HELEN (ELLEN OR, NILLY, ELLA) GORMAN, b. November 1864, Ireland, NR-was 32 in 1900.

Generation No. 2

HELEN (ELLEN OR, NILLY, ELLA) GORMAN (WILLIAM GORMAN) was born November 1864 in Ireland, NR-was 32 in 1900. She married IRA DAY October 16, 1884 in Paterson, NJ, son of GEORGE DAY and SARAH DAY. He was born August 5, 1854 in Wanoque, Pompton, NJ-said 42 yrs. in 1901.

Notes for HELEN (ELLEN OR, NILLY, ELLA) GORMAN:
Helen Gorman Day, daughter of William Gorman and Helen Demond. Lived in Bergan County, NJ
 
Connect to the Day Family

Notes for IRA DAY, 1884:
The family lived at 189 Jackson St., Paterson in 1900.
Children of HELEN OR and IRA DAY are:
HALSTEAD DAY, b. October 1884; d. Abt. February 21, 1924, 40 yrs. old-Paterson, NJ.
Notes for HALSTEAD DAY:
Halstead J. Day was not married and at the time of his death, in 1924, his mother, Helen Gorman Day (60 yrs. old), his sister, Minnie Day Parliman(about 33), and his brother, Ira Day (35 yrs. old) were all still alive. Father, Ira Day, brother, William, both died earlier.
WILLIAM DAY, b. February 1887.
IRA M. DAY, b. November 9, 1889, Paterson, NJ; d. May 30, 1955, 8 Weiss St., Paterson, NJ St. Joseph's Hos.
MINNIE DAY PARLIMAN, b. September 1891.

Connect to the Parliman Family
https://daysofpatersonnj.blogspot.com/2015/12/descendants-of-parliman-family.html

 
 

DAY Name Meaning

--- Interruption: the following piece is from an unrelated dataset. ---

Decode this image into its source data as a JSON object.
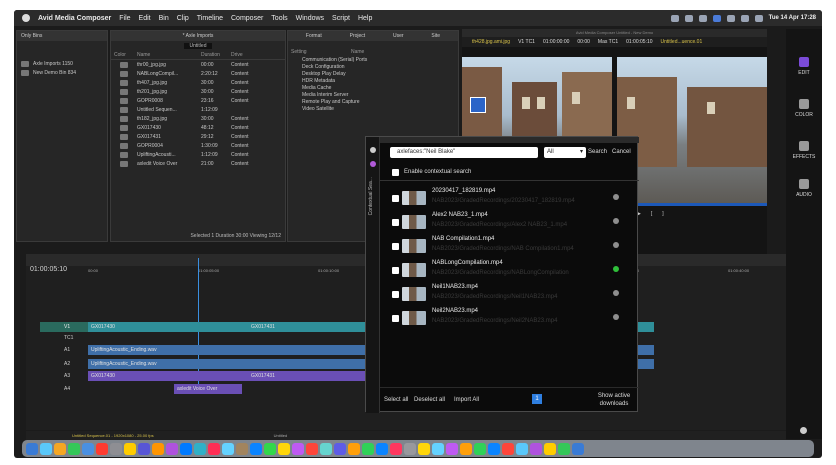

Day Name Meaning English: from a pet form of David. English: from the Middle English personal name Day(e) or Dey(e), Old English Dæi, apparently from Old English dæg ‘day’, perhaps a short form of Old English personal names such as Dægberht and Dægmund. Reaney, however, points to the Middle English word day(e), dey(e) ‘dairy maid’, ‘(female) servant’ (from Old English d?ge, cognate with Old Norse deigja ‘female servant’, ultimately from a root meaning ‘to knead’, and related to the word for dough), which he says came to be used for a servant of either sex. Irish: Anglicized form of Gaelic Ó Deaghaidh (see O’Dea). Scottish: from an Anglicized form of the Gaelic personal name Daìdh, a colloquial form of David. Welsh: from Dai, a pet form of the personal name Dafydd, Welsh form of David.

Charlie Amenta with their dog, Suzy, 5th Ave. Paterson

Charlie Amenta with their dog,  Suzy, 5th Ave. Paterson